The mechanics of QE

It’s worth pausing for a moment to reflect on the QE mechanism itself. The process requires the central bank to buy financial assets (treasury bonds, gilts or other high class debt) from financial institutions (commercial banks, insurance companies, pension funds, blue-chip financial corporations) in the money market, and pay for these assets with freshly “minted” money, electronically created by the Bank’s own computer.

According to a reliable report, the Bank of England’s buying was carried out in a secret room on the first floor, reached by windowless corridors. The entire process, which took around six months, required the staging of auctions three time per week, each beginning at 2.15 p.m. and lasting no more than 30 minutes. The selling banks, operating as intermediaries for clients such as hedge funds or insurers, submitted their best offers, and a computer ranked them by price. Those deemed to be good value by the Bank, no doubt by reference to yield and term, received the Bank’s money in exchange for the bonds.

doing as they pleased with the fake money


The selling banks and their clients could do as they pleased with the newly acquired money – the possibilities ranging from adding it to their reserves by sitting on it, to lending it to other institutions or private clients who, in turn, used it to go on extravagant shopping sprees for investment assets like land, equities, fine art, London property, vintage Château Latour – or arbitraging in the bond market. The incoming flood had the effect of pushing up asset prices, and anyone with assets grew much richer.

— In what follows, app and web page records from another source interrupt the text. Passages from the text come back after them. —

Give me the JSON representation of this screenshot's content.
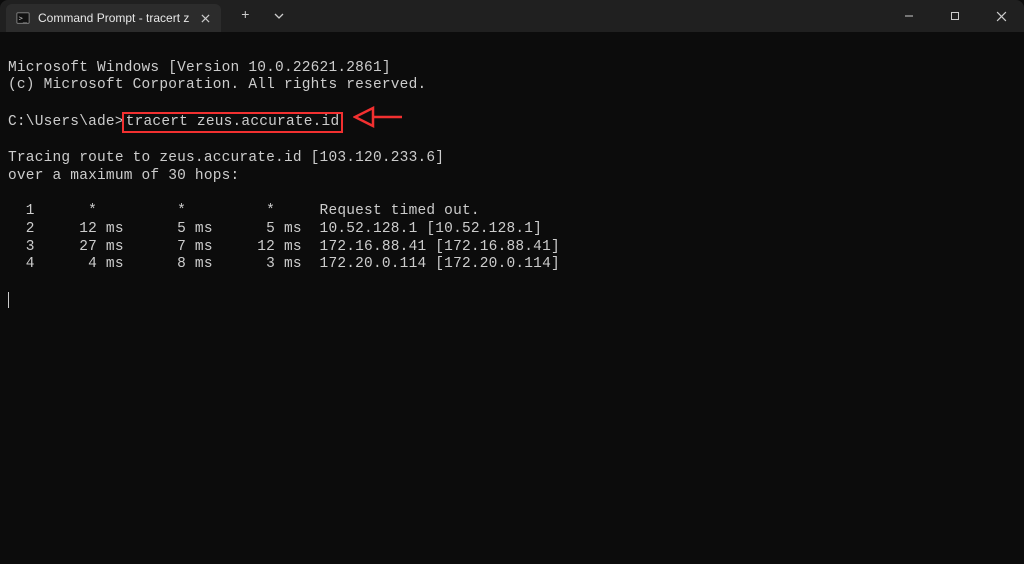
{
  "window": {
    "tab_title": "Command Prompt - tracert  z",
    "new_tab_label": "+",
    "dropdown_label": "▾"
  },
  "terminal": {
    "line_version": "Microsoft Windows [Version 10.0.22621.2861]",
    "line_copyright": "(c) Microsoft Corporation. All rights reserved.",
    "prompt_prefix": "C:\\Users\\ade>",
    "command": "tracert zeus.accurate.id",
    "trace_header": "Tracing route to zeus.accurate.id [103.120.233.6]",
    "trace_subheader": "over a maximum of 30 hops:",
    "hops": [
      {
        "n": "1",
        "t1": "*",
        "t2": "*",
        "t3": "*",
        "result": "Request timed out."
      },
      {
        "n": "2",
        "t1": "12 ms",
        "t2": "5 ms",
        "t3": "5 ms",
        "result": "10.52.128.1 [10.52.128.1]"
      },
      {
        "n": "3",
        "t1": "27 ms",
        "t2": "7 ms",
        "t3": "12 ms",
        "result": "172.16.88.41 [172.16.88.41]"
      },
      {
        "n": "4",
        "t1": "4 ms",
        "t2": "8 ms",
        "t3": "3 ms",
        "result": "172.20.0.114 [172.20.0.114]"
      }
    ]
  },
  "colors": {
    "annotation_red": "#f23030"
  }
}
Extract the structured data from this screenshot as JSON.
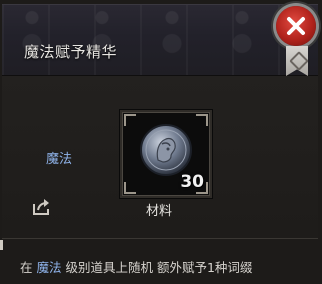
{
  "window": {
    "title": "魔法赋予精华",
    "close_icon": "close-x-icon",
    "bookmark_icon": "bookmark-ribbon-icon"
  },
  "item": {
    "grade_label": "魔法",
    "slot_icon": "silver-coin-icon",
    "count": "30",
    "category_label": "材料",
    "share_icon": "share-export-icon"
  },
  "description": {
    "prefix": "在",
    "highlight": "魔法",
    "suffix": "级别道具上随机 额外赋予1种词缀"
  },
  "colors": {
    "highlight": "#8fb3ea",
    "close_button": "#c0281f"
  }
}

All those working in the financial markets owe a huge debt of gratitude to QE. But for many others, especially young people with few assets, this era of unprecedented central bank largesse has been characterised by job insecurity, rising house prices, sluggish real wages and widening inequality between the “1 per cent” and the rest.


As the new-found wealth seeks more outlets, lending to entrepreneurs and small businesses becomes widespread. Defenders of QE sometimes point to this “trickle-down” effect as some sort of justification for a policy that is, in truth, diabolical in its social consequences. They claim that, in theory, the trillions that central banks inject into the market through their bond purchases should slosh through the economy as they are lent and re-lent, lifting all the boats in the harbour. But that is little more than wishful thinking and takes no account of how the new billions actually behave when released.

property owners have had a bonanza


Had earnings kept pace in the same time frame, the rapidly increasing house prices wouldn’t matter so much. But they didn’t. The average house price in the UK has increased to six times earnings, compared with a historical average of four, according to the Nationwide building society. House prices relative to incomes are at least a fifth dearer than their historical averages, according to OECD. For property owners this has been a bonanza. For young people with lower home-ownership rates, it has been a disaster.

This collateral misallocation of resources was, from Day One, utterly predictable. Just think about it: you don’t have to be an economic genius to work out that flooding the system with free money, untethered to anything more real than a computer keyboard, must lead to an increase in prices – and, and given the biased nature of its distribution, must lead to the further enrichment of those already owning assets while blighting the relatively meagre holdings of the poor.

The perceptive Irish/French economist Richard Cantillon understood this clearly when he wrote, some 300 years ago: In short, the early receivers of the new money will increase spending according to their preferences, raising prices in these goods at the expense of a lower standard of living among the late receivers of the new money or among those on fixed incomes who don’t receive the new money at all.”